There are several approaches to implementing failover between subnets; but there are a lot of variants depending on the exact requirements. Regardless of specifics, what you seem to be trying to achieve is route health injection; that is, advertising a route to a specific service (usually via a VIP) based on the health/availability of that service.
Some ways of implementing this include:
3rd party appliances
e.g. Citrix Netscaler or F5 BIGIP.
These appliances generally offer very rich feature sets. In addition to your high-availability requirement, they also provide load-balancing between multiple servers, as well as some advanced health check features for well-known applications protocols (e.g. HTTP, HTTPS, DNS etc). They are, however, very expensive.
Host-based routing daemons
e.g. Quagga or XORP. With a little bit of scripting, these daemons can provide a subset of the functionality of the appliances above, without the associated costs. If you configure your network to accept routing dynamic routing updates from your hosts, and put in some scripts that periodically check the health of your services, this will allow you to conditionally advertise a route to a VIP from each of your real servers. Some considerations here:
- you will need to have adminisrative rights on your network hardware;
- you will need controls in place to ensure that your host-based routing process does not any impact to your network infrastructure, e.g. through misconfiguration.
Some clarification of the requirements/constraints in your situation might be helpful. Some questions:
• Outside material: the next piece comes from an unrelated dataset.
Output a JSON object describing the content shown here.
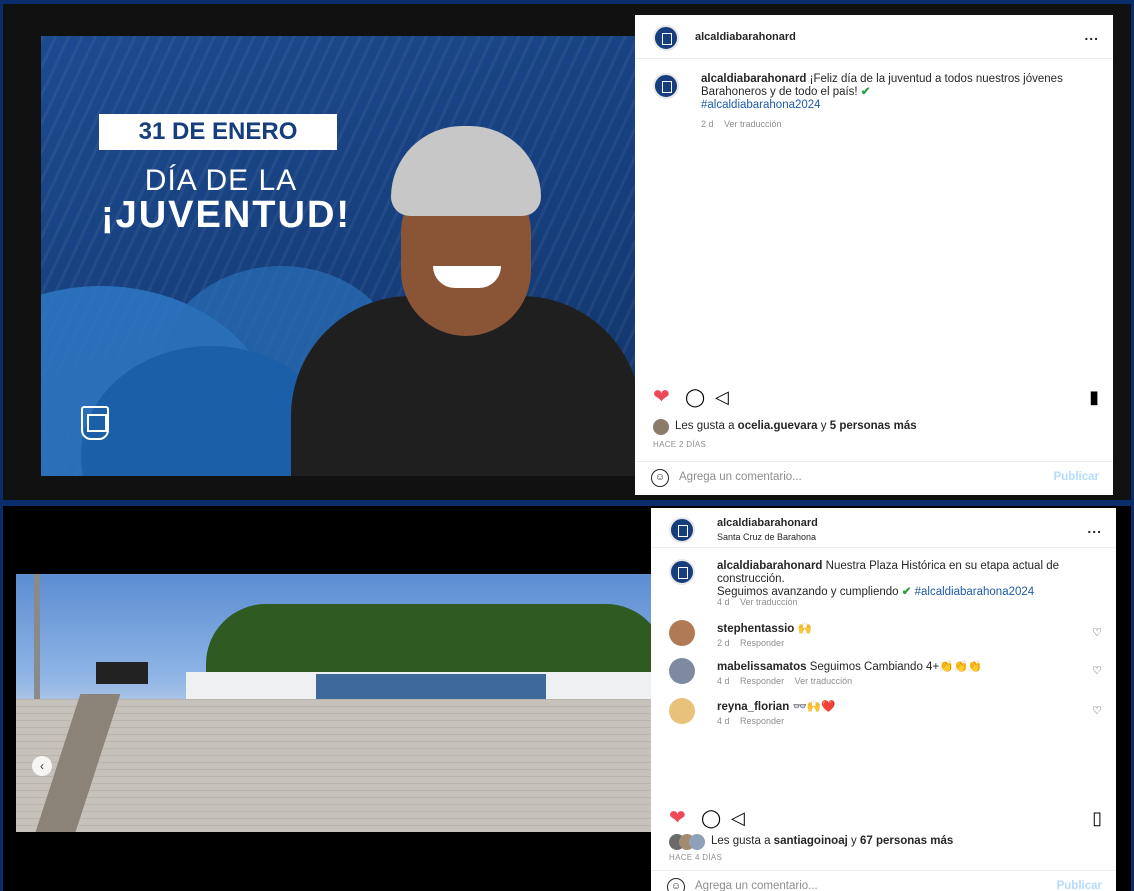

- Do you require active/active, or active/standby failover?
- Are these applications internet facing, or for internal use only?
- Do you require automatic failover?
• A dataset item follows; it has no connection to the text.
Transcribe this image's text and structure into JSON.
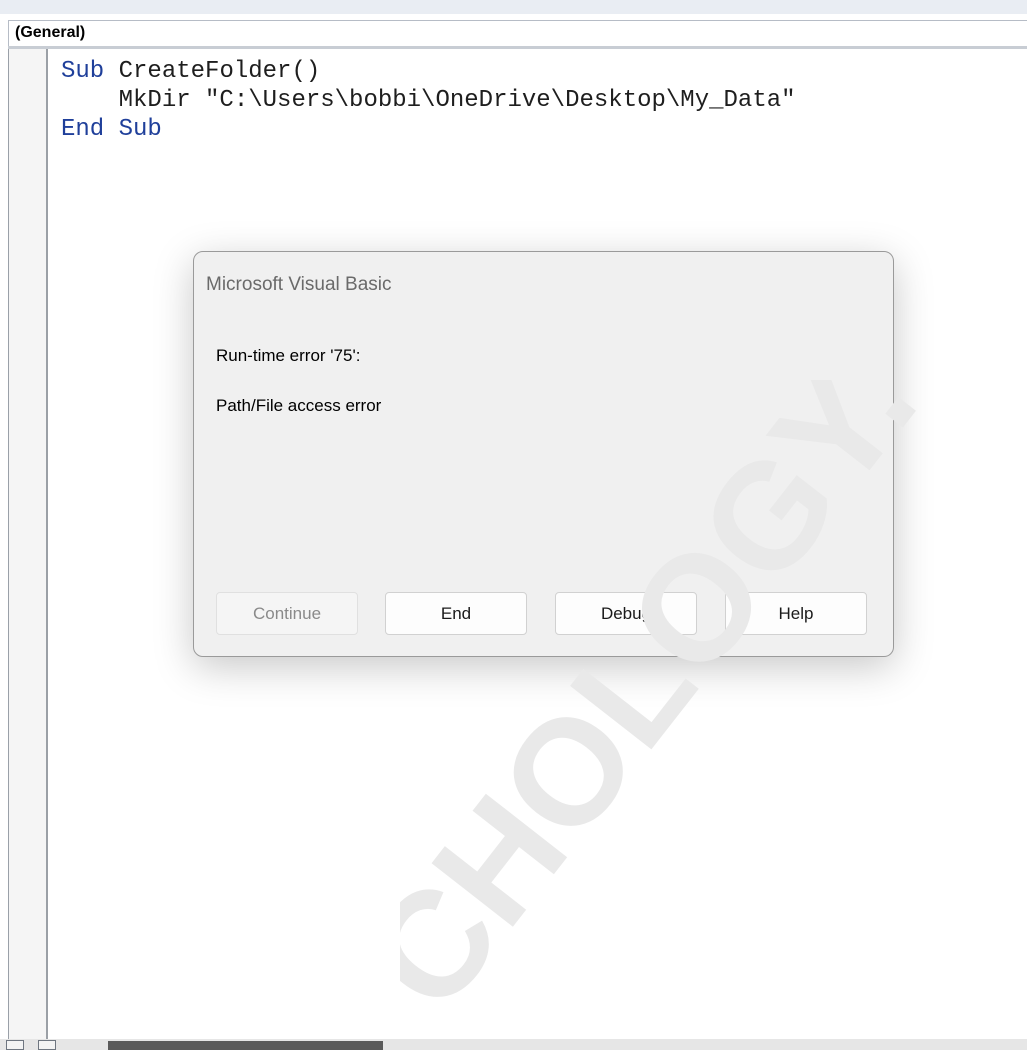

- Is load-balancing a requirement?
- Would you prefer an anycast solution, where users connect to the 'closest' instance of a service?
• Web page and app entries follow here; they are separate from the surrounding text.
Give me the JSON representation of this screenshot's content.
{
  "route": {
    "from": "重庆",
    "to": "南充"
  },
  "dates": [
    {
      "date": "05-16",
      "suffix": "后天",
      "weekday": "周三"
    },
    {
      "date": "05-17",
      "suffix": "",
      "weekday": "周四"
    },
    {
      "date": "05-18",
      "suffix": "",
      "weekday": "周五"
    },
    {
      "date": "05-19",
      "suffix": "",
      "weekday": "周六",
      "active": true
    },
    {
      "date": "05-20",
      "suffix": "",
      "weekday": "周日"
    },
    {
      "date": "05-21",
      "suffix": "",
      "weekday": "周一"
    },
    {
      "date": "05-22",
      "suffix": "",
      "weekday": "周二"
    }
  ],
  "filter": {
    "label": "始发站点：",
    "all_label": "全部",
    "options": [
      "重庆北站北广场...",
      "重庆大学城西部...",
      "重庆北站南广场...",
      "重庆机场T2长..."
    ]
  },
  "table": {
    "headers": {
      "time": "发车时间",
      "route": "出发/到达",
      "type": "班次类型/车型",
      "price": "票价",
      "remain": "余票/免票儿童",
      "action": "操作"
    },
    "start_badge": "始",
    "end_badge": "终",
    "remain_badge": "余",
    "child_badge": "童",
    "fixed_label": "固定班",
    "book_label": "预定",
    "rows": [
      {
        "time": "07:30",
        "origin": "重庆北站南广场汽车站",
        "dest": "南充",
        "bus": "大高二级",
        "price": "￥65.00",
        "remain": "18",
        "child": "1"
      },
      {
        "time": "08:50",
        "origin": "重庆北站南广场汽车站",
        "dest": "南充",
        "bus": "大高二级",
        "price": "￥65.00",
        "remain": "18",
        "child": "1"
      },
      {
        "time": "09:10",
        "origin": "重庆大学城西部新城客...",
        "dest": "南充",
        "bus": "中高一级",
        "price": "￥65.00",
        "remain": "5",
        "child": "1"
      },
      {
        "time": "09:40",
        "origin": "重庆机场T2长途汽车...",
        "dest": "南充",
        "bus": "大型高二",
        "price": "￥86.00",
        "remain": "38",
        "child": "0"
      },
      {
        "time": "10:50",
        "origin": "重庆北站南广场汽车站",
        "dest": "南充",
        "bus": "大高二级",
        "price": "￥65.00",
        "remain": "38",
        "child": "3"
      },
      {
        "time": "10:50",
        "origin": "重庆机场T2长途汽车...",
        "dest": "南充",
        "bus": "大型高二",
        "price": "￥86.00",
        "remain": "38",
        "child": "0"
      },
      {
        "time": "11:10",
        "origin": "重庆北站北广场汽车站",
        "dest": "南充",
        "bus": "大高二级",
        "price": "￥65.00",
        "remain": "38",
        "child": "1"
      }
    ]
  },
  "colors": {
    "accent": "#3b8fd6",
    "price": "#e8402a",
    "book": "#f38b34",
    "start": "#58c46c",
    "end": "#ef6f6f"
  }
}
- Do your back-end servers need to see client connections originating from their actual source IP address, or will a proxied solution be acceptable?